Climate activists assure us that even if we don’t consider global warming a big problem, we should still support carbon taxes, renewable energy quota, and EPA’s so-called Clean Power Plan (CPP). Such policies, we are told, will save thousands of lives, delivering billions of dollars in net benefits, by coincidentally reducing airborne concentrations of fine particulate matter (PM2.5).
There are three main problems with this “co-benefits” argument. First, EPA’s own data show that total emissions of six principal air pollutants declined 62 percent since 1980 even though carbon dioxide (CO2) emissions increased by 14 percent. What’s more, PM2.5 concentrations declined by 34 percent just since 2000 (the earliest year for which national data are available). History refutes the claim that we need carbon taxes or climate regulations to clean the air.
Second, in the U.S., today’s historically low PM2.5 levels likely pose no threat to human life, as UCLA Prof. James Enstrom and nine other experts argue a letter summarizing their work in the field. Among other points, the Enstrom team explain:
No plausible etiologic mechanism by which PM2.5 causes premature death is established. It is implausible that a never-smoker’s death could be caused by inhalation over an 80 year lifespan of about one teaspoon (~5 grams) of invisible fine particles as a result of daily exposure to 15 µg/m³ [15 micrograms per cubic meter]. This level of exposure is equivalent to smoking about 100 cigarettes over a lifetime or 0.004 cigarettes per day, which is the level often used to define a never-smoker.
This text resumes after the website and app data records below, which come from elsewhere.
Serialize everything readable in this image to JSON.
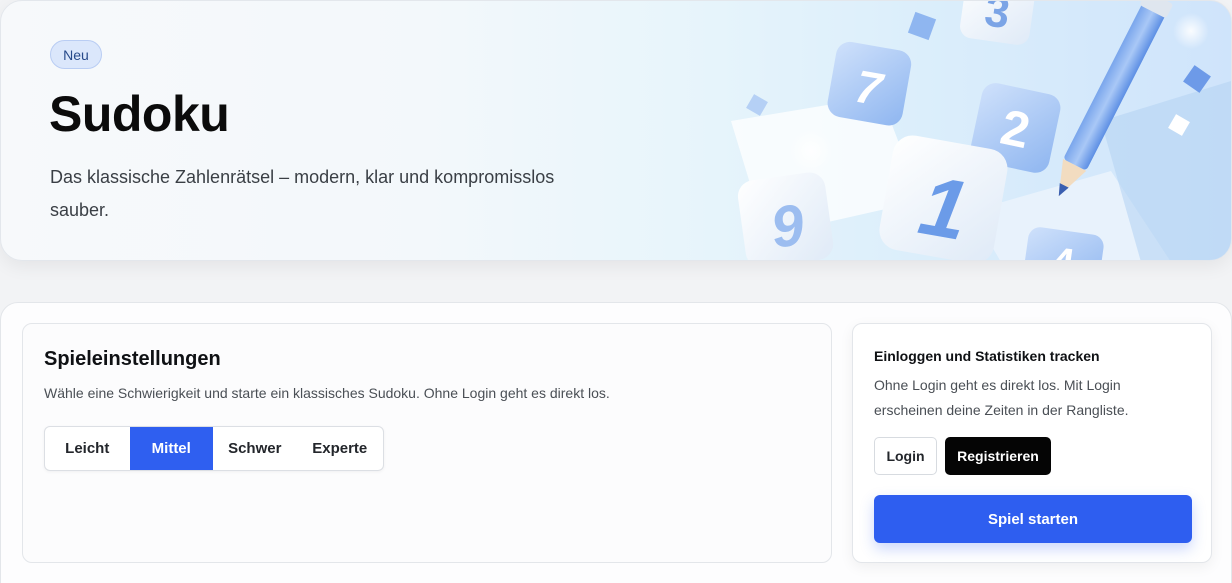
{
  "hero": {
    "badge": "Neu",
    "title": "Sudoku",
    "subtitle": "Das klassische Zahlenrätsel – modern, klar und kompromisslos sauber.",
    "illustration_digits": [
      "3",
      "7",
      "2",
      "1",
      "9",
      "4"
    ]
  },
  "settings": {
    "title": "Spieleinstellungen",
    "description": "Wähle eine Schwierigkeit und starte ein klassisches Sudoku. Ohne Login geht es direkt los.",
    "difficulties": [
      "Leicht",
      "Mittel",
      "Schwer",
      "Experte"
    ],
    "selected": "Mittel"
  },
  "account": {
    "title": "Einloggen und Statistiken tracken",
    "description": "Ohne Login geht es direkt los. Mit Login erscheinen deine Zeiten in der Rangliste.",
    "login_label": "Login",
    "register_label": "Registrieren",
    "start_label": "Spiel starten"
  },
  "colors": {
    "accent": "#2f5ff0",
    "badge_bg": "#dbe7fb",
    "dark_button": "#050505"
  }
}
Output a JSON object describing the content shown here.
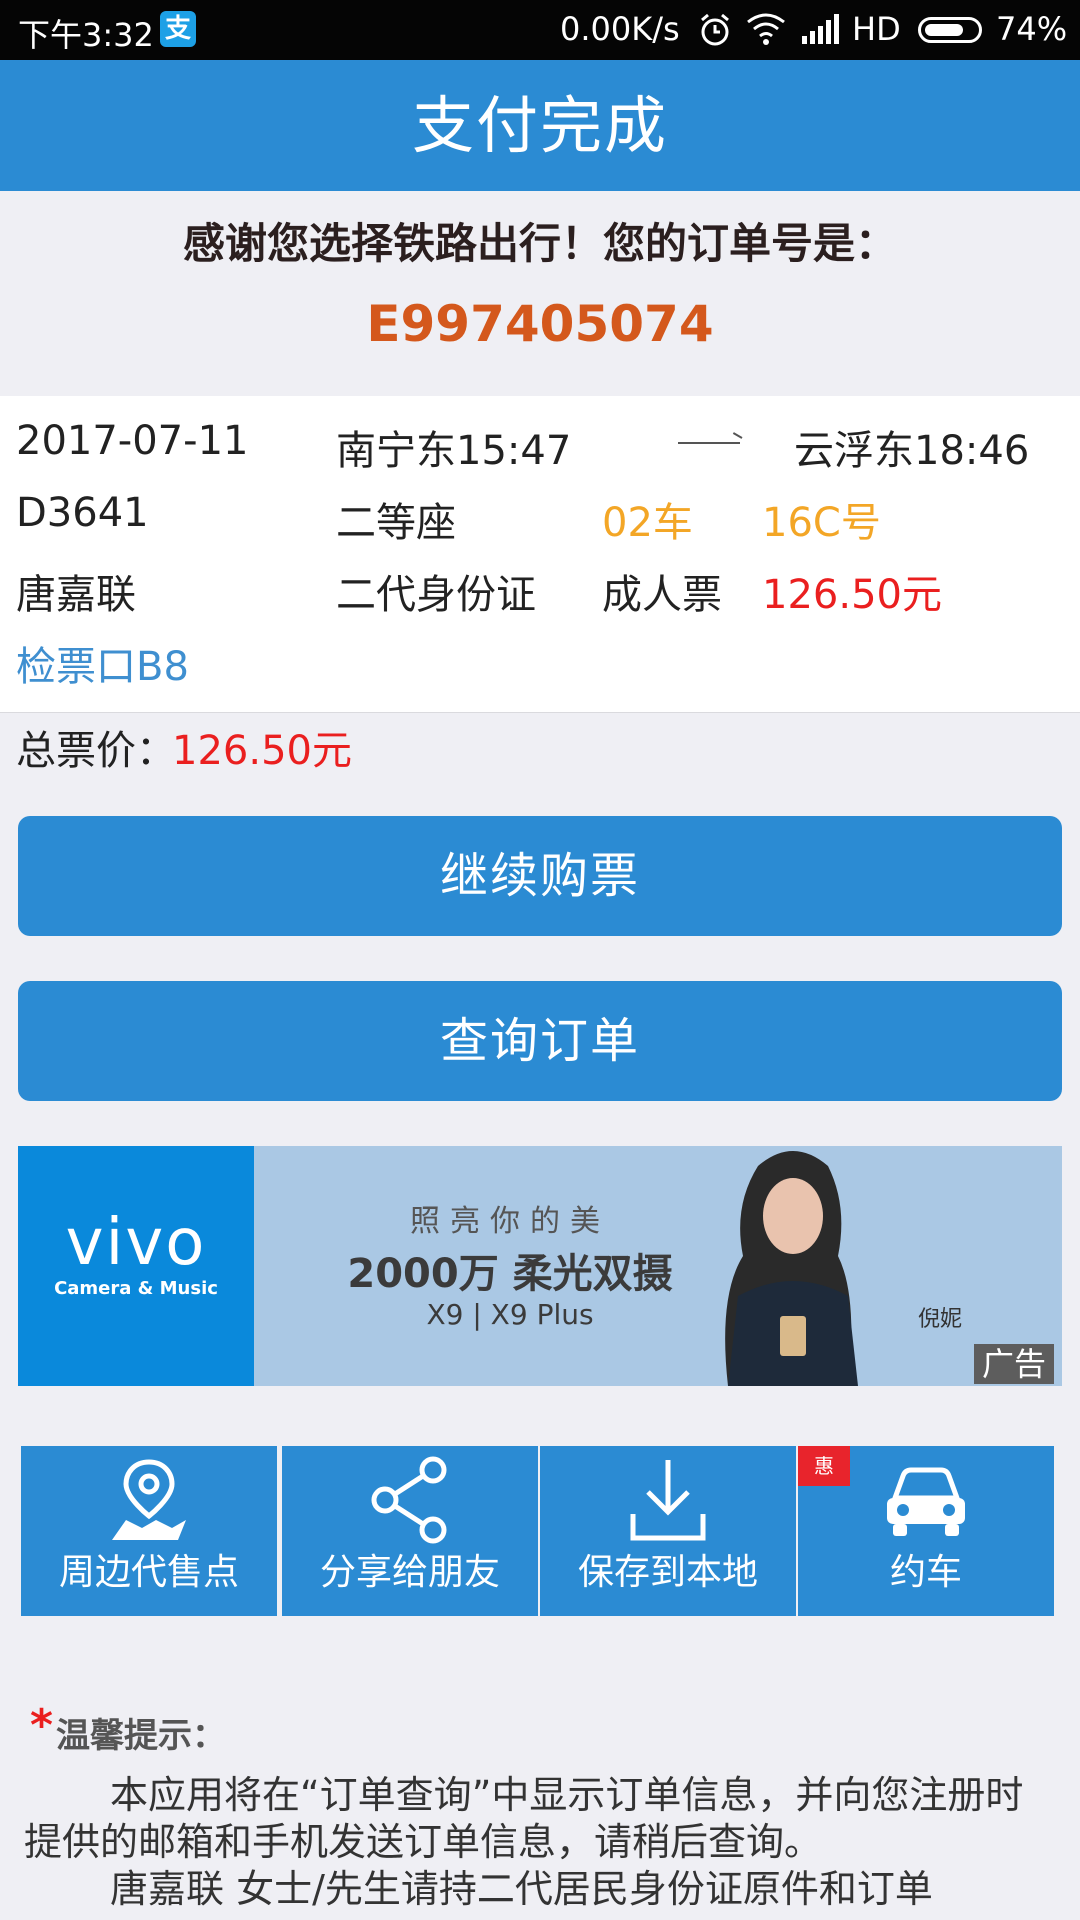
{
  "status_bar": {
    "time": "下午3:32",
    "speed": "0.00K/s",
    "network": "HD",
    "battery": "74%",
    "battery_level": 0.74,
    "icons": [
      "alipay-icon",
      "alarm-icon",
      "wifi-icon",
      "signal-icon",
      "battery-icon"
    ]
  },
  "header": {
    "title": "支付完成"
  },
  "confirmation": {
    "message": "感谢您选择铁路出行！您的订单号是：",
    "order_number": "E997405074"
  },
  "ticket": {
    "date": "2017-07-11",
    "departure": "南宁东15:47",
    "arrival": "云浮东18:46",
    "train_no": "D3641",
    "seat_class": "二等座",
    "car": "02车",
    "seat": "16C号",
    "passenger": "唐嘉联",
    "id_type": "二代身份证",
    "ticket_type": "成人票",
    "price": "126.50元",
    "gate": "检票口B8"
  },
  "total": {
    "label": "总票价：",
    "value": "126.50元"
  },
  "buttons": {
    "continue": "继续购票",
    "query": "查询订单"
  },
  "ad": {
    "brand": "vivo",
    "brand_sub": "Camera & Music",
    "line1": "照亮你的美",
    "line2": "2000万 柔光双摄",
    "line3": "X9 | X9 Plus",
    "signature": "倪妮",
    "tag": "广告"
  },
  "actions": [
    {
      "label": "周边代售点",
      "icon": "location-map-icon"
    },
    {
      "label": "分享给朋友",
      "icon": "share-icon"
    },
    {
      "label": "保存到本地",
      "icon": "download-icon"
    },
    {
      "label": "约车",
      "icon": "car-icon",
      "badge": "惠"
    }
  ],
  "tips": {
    "star": "*",
    "title": "温馨提示：",
    "para1": "本应用将在“订单查询”中显示订单信息，并向您注册时提供的邮箱和手机发送订单信息，请稍后查询。",
    "para2": "唐嘉联  女士/先生请持二代居民身份证原件和订单"
  },
  "colors": {
    "primary": "#2b8bd3",
    "order_number": "#d4581c",
    "price": "#ea1f1f",
    "seat_info": "#f3a626",
    "gate": "#3f8fd0",
    "badge": "#e8242c"
  }
}
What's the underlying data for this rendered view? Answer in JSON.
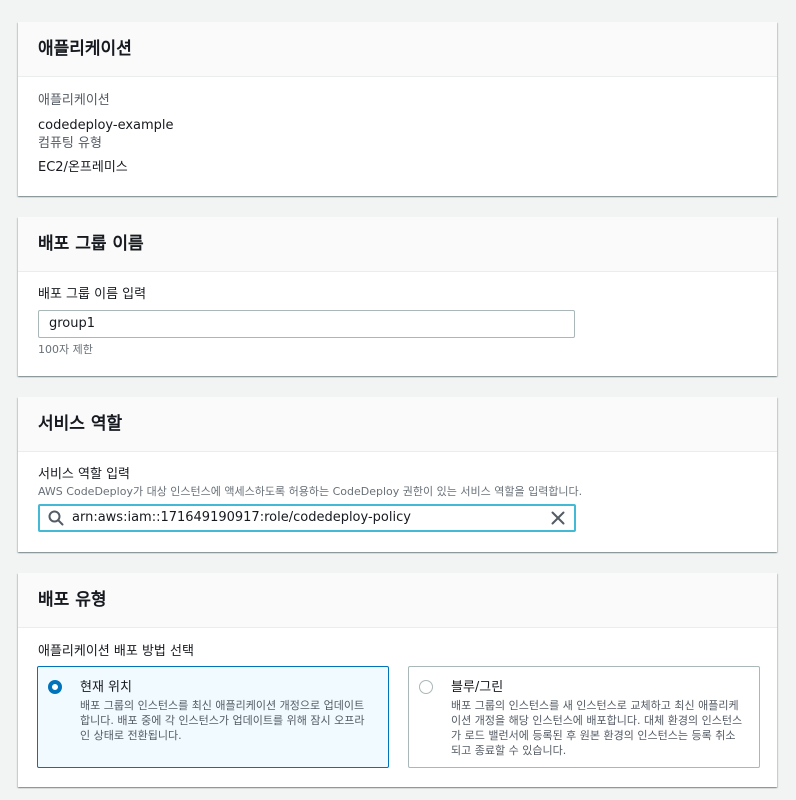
{
  "application_panel": {
    "title": "애플리케이션",
    "app_label": "애플리케이션",
    "app_value": "codedeploy-example",
    "platform_label": "컴퓨팅 유형",
    "platform_value": "EC2/온프레미스"
  },
  "group_panel": {
    "title": "배포 그룹 이름",
    "field_label": "배포 그룹 이름 입력",
    "value": "group1",
    "constraint": "100자 제한"
  },
  "role_panel": {
    "title": "서비스 역할",
    "field_label": "서비스 역할 입력",
    "description": "AWS CodeDeploy가 대상 인스턴스에 액세스하도록 허용하는 CodeDeploy 권한이 있는 서비스 역할을 입력합니다.",
    "value": "arn:aws:iam::171649190917:role/codedeploy-policy",
    "search_icon": "search-icon",
    "clear_icon": "close-icon"
  },
  "type_panel": {
    "title": "배포 유형",
    "field_label": "애플리케이션 배포 방법 선택",
    "options": [
      {
        "label": "현재 위치",
        "description": "배포 그룹의 인스턴스를 최신 애플리케이션 개정으로 업데이트합니다. 배포 중에 각 인스턴스가 업데이트를 위해 잠시 오프라인 상태로 전환됩니다.",
        "selected": true
      },
      {
        "label": "블루/그린",
        "description": "배포 그룹의 인스턴스를 새 인스턴스로 교체하고 최신 애플리케이션 개정을 해당 인스턴스에 배포합니다. 대체 환경의 인스턴스가 로드 밸런서에 등록된 후 원본 환경의 인스턴스는 등록 취소되고 종료할 수 있습니다.",
        "selected": false
      }
    ]
  },
  "colors": {
    "accent": "#0073bb",
    "focus": "#44b9d6",
    "background": "#f2f3f3"
  }
}
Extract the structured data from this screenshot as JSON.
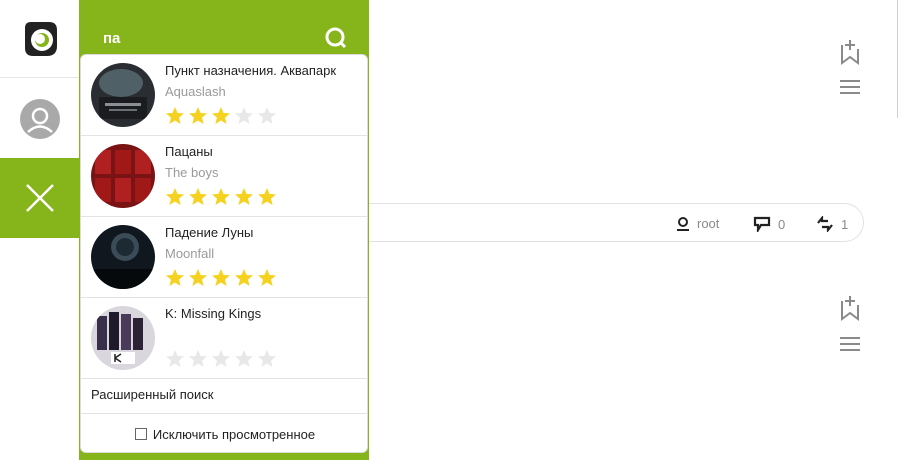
{
  "search": {
    "query": "па"
  },
  "results": [
    {
      "title": "Пункт назначения. Аквапарк",
      "original": "Aquaslash",
      "rating": 3
    },
    {
      "title": "Пацаны",
      "original": "The boys",
      "rating": 5
    },
    {
      "title": "Падение Луны",
      "original": "Moonfall",
      "rating": 5
    },
    {
      "title": "K: Missing Kings",
      "original": "",
      "rating": 0
    }
  ],
  "advanced_search_label": "Расширенный поиск",
  "exclude_watched_label": "Исключить просмотренное",
  "post_meta": {
    "author": "root",
    "comments": "0",
    "reposts": "1"
  },
  "colors": {
    "accent": "#85b51a",
    "star_on": "#f5d21f",
    "star_off": "#e8e8e8"
  },
  "icons": [
    "logo-icon",
    "user-icon",
    "close-icon",
    "search-icon",
    "bookmark-add-icon",
    "menu-icon",
    "comment-icon",
    "repost-icon"
  ]
}
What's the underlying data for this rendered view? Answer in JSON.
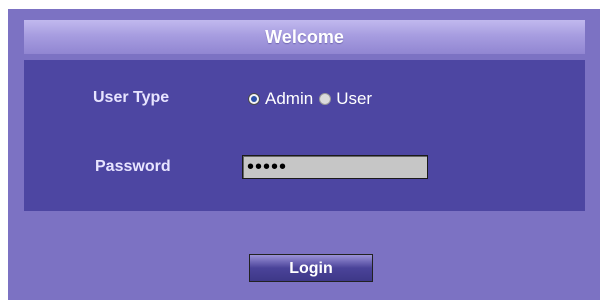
{
  "header": {
    "title": "Welcome"
  },
  "form": {
    "user_type_label": "User Type",
    "user_type_options": [
      {
        "label": "Admin",
        "selected": true
      },
      {
        "label": "User",
        "selected": false
      }
    ],
    "password_label": "Password",
    "password_value": "•••••"
  },
  "actions": {
    "login_label": "Login"
  },
  "colors": {
    "frame": "#7c72c3",
    "header": "#a79de0",
    "panel": "#4d46a2",
    "input": "#c6c6c6",
    "button": "#4a4399"
  }
}
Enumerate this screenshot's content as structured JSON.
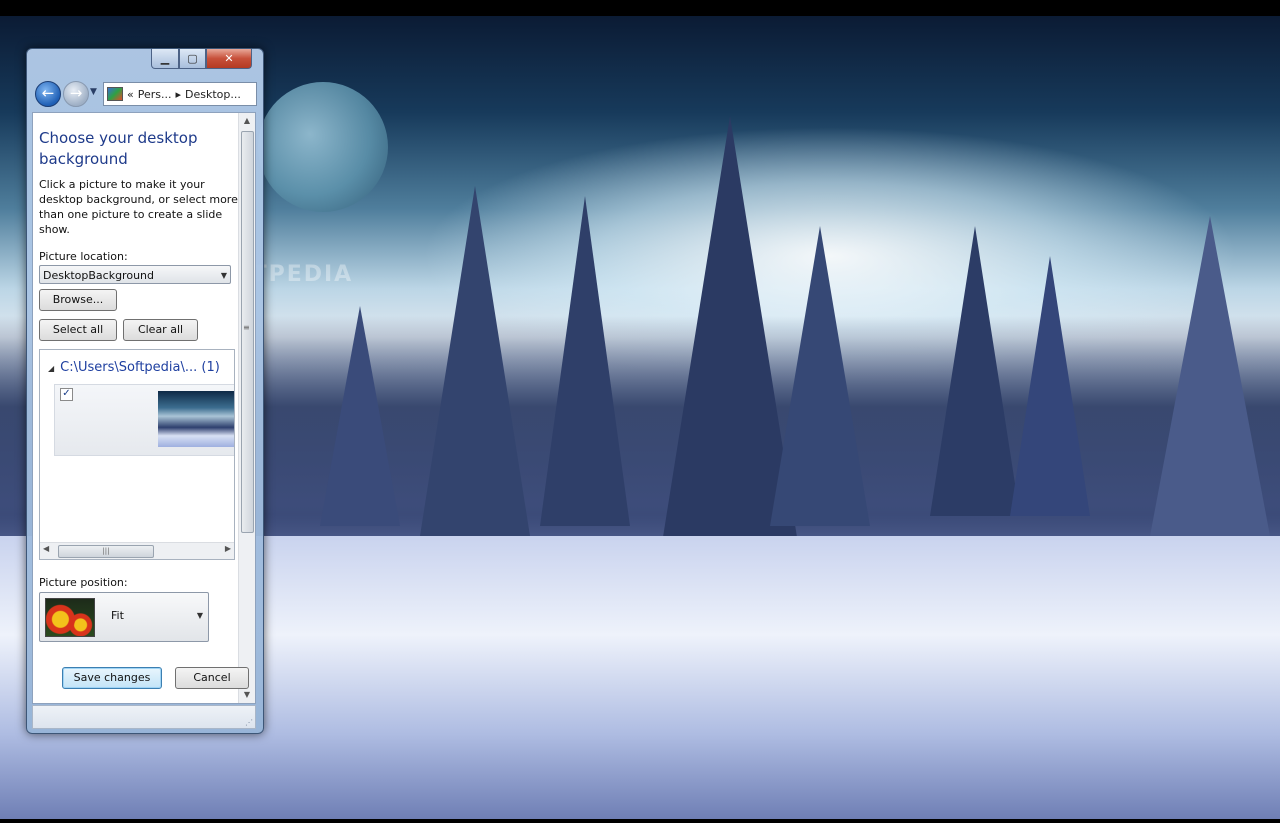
{
  "watermark": "SOFTPEDIA",
  "window": {
    "caption_buttons": {
      "minimize": "▁",
      "maximize": "▢",
      "close": "✕"
    },
    "nav": {
      "back": "←",
      "forward": "→",
      "breadcrumb": [
        "«",
        "Pers...",
        "▸",
        "Desktop..."
      ]
    },
    "heading": "Choose your desktop background",
    "description": "Click a picture to make it your desktop background, or select more than one picture to create a slide show.",
    "picture_location_label": "Picture location:",
    "picture_location_value": "DesktopBackground",
    "browse_label": "Browse...",
    "select_all_label": "Select all",
    "clear_all_label": "Clear all",
    "gallery": {
      "group_header": "C:\\Users\\Softpedia\\... (1)",
      "items": [
        {
          "checked": true
        }
      ]
    },
    "picture_position_label": "Picture position:",
    "picture_position_value": "Fit",
    "save_label": "Save changes",
    "cancel_label": "Cancel"
  }
}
The notion that PM2.5 causes premature death becomes even more implausible when one realizes that a person who smokes 0.2 cigarettes/day has a daily exposure of about 750 µg/m³. If a 10 µg/m³ increase in PM2.5 actually caused a 0.61 year reduction in life expectancy, equivalent to the claim of Pope [one of the chief studies on which EPA relies], then a 0.2 cigarettes/day smoker would experience about a 45-year reduction in life expectancy, assuming a linear relationship between changes in PM2.5 and life expectancy. In actuality, never-smokers and smokers of 0.2 cigarettes/day do not experience any increase in total death rate or decrease in life expectancy, in spite of a 50-fold greater exposure to PM2.5. Furthermore, hundreds of toxicology experiments on both animals and humans have not proven that PM2.5 at levels up to 750 µg/m³ causes death.
Third, even if we assume PM2.5 pollution in the U.S. poses mortality risks in some locales, EPA’s huge PM2.5 co-benefit estimates are implausible. As Anne Smith of NERA Economic Consulting explains, 99 percent of EPA’s estimated PM2.5 co-benefits occur in areas already projected to be in attainment with the NAAQS for PM 2.5. EPA illegitimately assumes the health benefits of PM2.5 reductions from concentrations already below the national ambient air quality standard (NAAQS) for fine particulate matter are as certain as the benefits of reductions from concentrations above the NAAQS. That is inconsistent with the basic concept of the NAAQS program, which is to set concentration standards at a level “requisite to protect public health . . . allowing an adequate margin of safety.”
Once we factor in the lower probability of PM2.5 health benefits in areas where exposures are already below the NAAQS, the lion’s share of the Power Plan’s purported health benefits disappears. For further discussion, see my blog post “EPA’s PM2.5 Co-Benefits PR Trick Exposed.”